Barrington Stoke author defends children's book about racism

Barrington Stoke author defends children's book about racism

Author Mary Hoffman and her publisher Barrington Stoke have hit back against a complaint about a children's book about racism which uses offensive language.

Hoffman's book Deadly Letter, which is aimed at eight to 12 year olds, has been criticised for including the word "p*ki". It was banned from Greswold Primary School in Solihull, West Midlands, after a parent complained about the word being used in a chapter about racist abuse.

Parent Jay Desai, 39, told the Mirror newspaper she thought some of the words used in the book were “disgusting” and questioned why it had been published, despite conceding that it could help a child who was being bullied.

Hoffman and Barrington Stoke responded by defending the book, saying the context of the word being used was appropriate and not meant to cause offence.

The book tells the story of a girl called Prity who, upon starting a new school, finds herself excluded from some children's playground games and bullied by other children in the classroom.

The publisher said it has "every confidence" in Hoffman's ability to tacke the "difficult subject" of playground racism and bullying "truthfully and with sensitivity."

A spokesperson for the publisher told The Bookseller: "Through her own determination, spirit and ability to find friendship in unexpected places, Prity starts to feel more at home. In the context of this story, the word 'P*ki' is very deliberately used - in order to show the racism with which Prity is confronted and the impact that this racist vocabulary has on her.

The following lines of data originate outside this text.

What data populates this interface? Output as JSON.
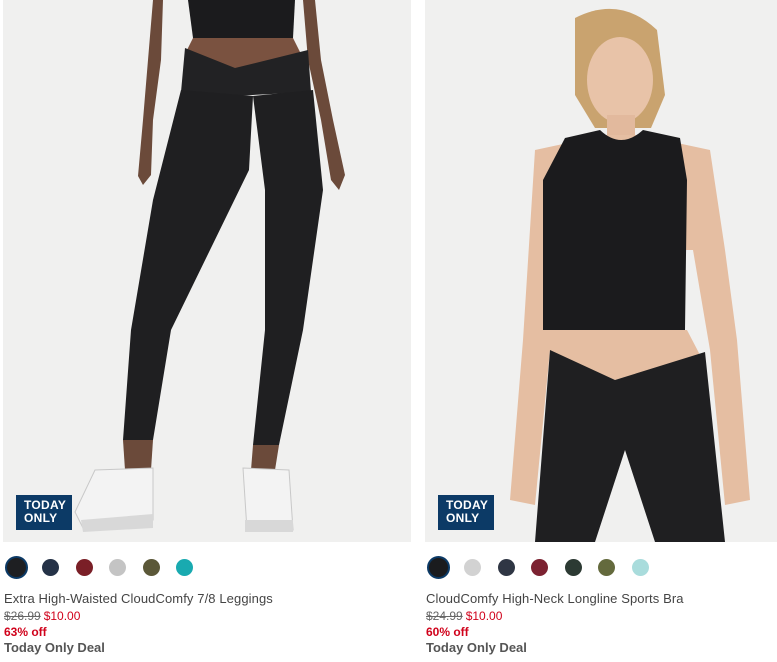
{
  "products": [
    {
      "badge": [
        "TODAY",
        "ONLY"
      ],
      "name": "Extra High-Waisted CloudComfy 7/8 Leggings",
      "original_price": "$26.99",
      "sale_price": "$10.00",
      "percent_off": "63% off",
      "deal_label": "Today Only Deal",
      "swatches": [
        "#1e1f22",
        "#253247",
        "#7a1f27",
        "#c4c4c4",
        "#5b5838",
        "#19aab0"
      ],
      "selected_swatch": 0
    },
    {
      "badge": [
        "TODAY",
        "ONLY"
      ],
      "name": "CloudComfy High-Neck Longline Sports Bra",
      "original_price": "$24.99",
      "sale_price": "$10.00",
      "percent_off": "60% off",
      "deal_label": "Today Only Deal",
      "swatches": [
        "#1a1b1e",
        "#d2d2d2",
        "#2f3644",
        "#7c2231",
        "#2c3a33",
        "#646a3d",
        "#a9dcdc"
      ],
      "selected_swatch": 0
    }
  ],
  "colors": {
    "badge_bg": "#0c3a66",
    "sale_red": "#d0021b"
  }
}
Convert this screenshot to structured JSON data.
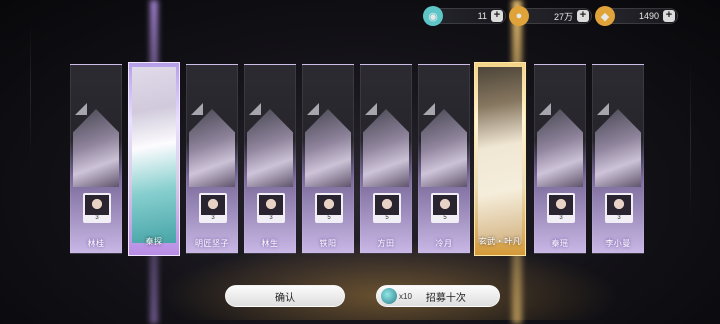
{
  "resources": [
    {
      "icon": "recruit-ticket-icon",
      "value": "11",
      "plus": "+",
      "color": "#5fc6c8"
    },
    {
      "icon": "coin-icon",
      "value": "27万",
      "plus": "+",
      "color": "#e0a33a"
    },
    {
      "icon": "gem-icon",
      "value": "1490",
      "plus": "+",
      "color": "#e0a33a"
    }
  ],
  "cards": [
    {
      "name": "林桂",
      "count": "3",
      "highlight": "none"
    },
    {
      "name": "秦探",
      "count": "",
      "highlight": "purple"
    },
    {
      "name": "明匠坚子",
      "count": "3",
      "highlight": "none"
    },
    {
      "name": "林生",
      "count": "3",
      "highlight": "none"
    },
    {
      "name": "铁阳",
      "count": "5",
      "highlight": "none"
    },
    {
      "name": "方田",
      "count": "5",
      "highlight": "none"
    },
    {
      "name": "冷月",
      "count": "5",
      "highlight": "none"
    },
    {
      "name": "玄武・叶凡",
      "count": "",
      "highlight": "gold"
    },
    {
      "name": "秦瑶",
      "count": "3",
      "highlight": "none"
    },
    {
      "name": "李小曼",
      "count": "3",
      "highlight": "none"
    }
  ],
  "buttons": {
    "confirm": "确认",
    "recruit_cost": "x10",
    "recruit": "招募十次"
  }
}
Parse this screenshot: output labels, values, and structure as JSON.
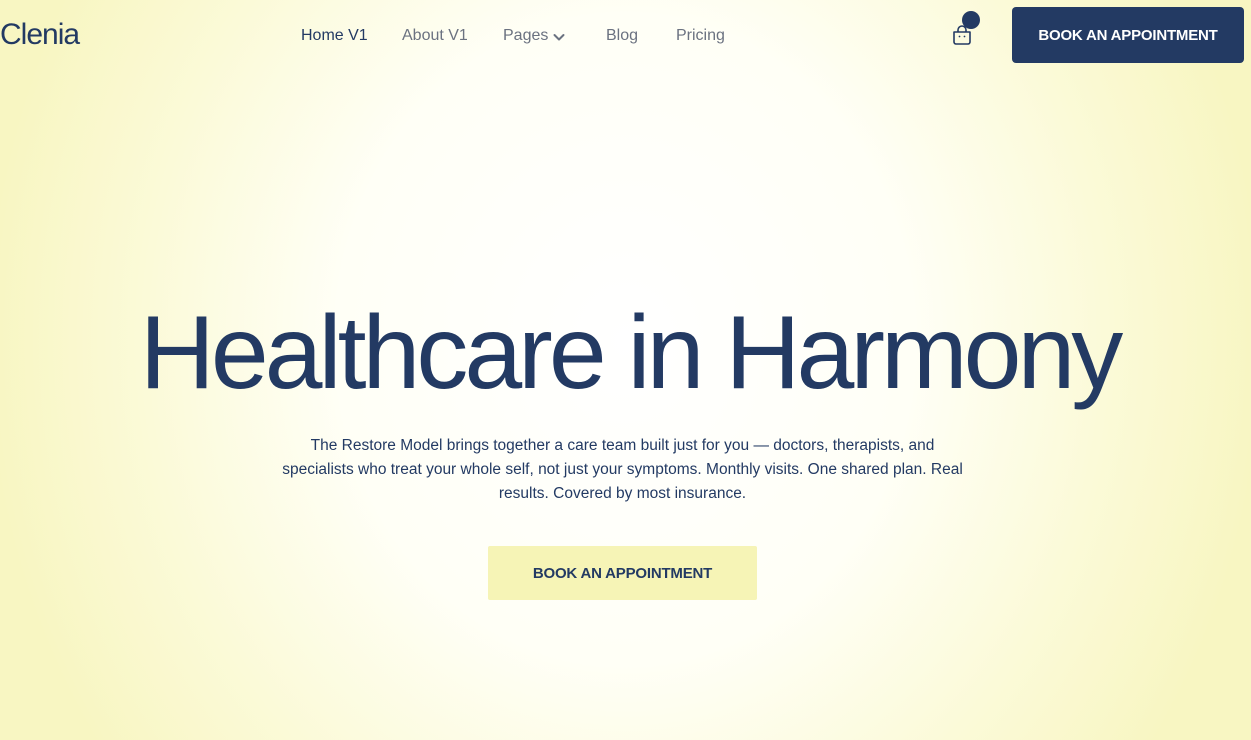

"The use of this offensive term is challenged in different ways - and there is absolutely no sense in which the word is seen as acceptable. Our belief is that this story shows a proper, nuanced understanding of the issues involved in a way that we hope is appropriate for young readers."

Hoffman apologised for causing upset or offence with the book, which she said was "the opposite of [her] intention".

"I wrote the story partly to highlight casual racism which begins even in primary schools. My husband is half-Indian. I have three mixed-race children, now adults, and have been fighting racism all my adult writing life", she said.

The complaint was sparked by parent Jay Desai, 39, who told the Mirror newspaper she thought some of the words used in the book read by her nine-year-old daughter were “disgusting”.

"I don't know how it was published in the first place let alone distributed to schools," she said. "It makes comments about white people - all again very disgusting especially when the book is aimed at six and seven-year-olds. The school have been excellent in the way they dealt with the issue. They listened to my opinion and took on board my concerns. In certain situations, if someone was being bullied, the book could be great as it shows how a child feels when they are being bullied. But I don't think that particular word should be used in a book, especially one aimed at children."

Deadly Letter was first published in 1990, and was then republished by Barrington Stoke in 2014 as part of its 4u2read series, which is aimed at eight to 12s with a reading age of seven. ​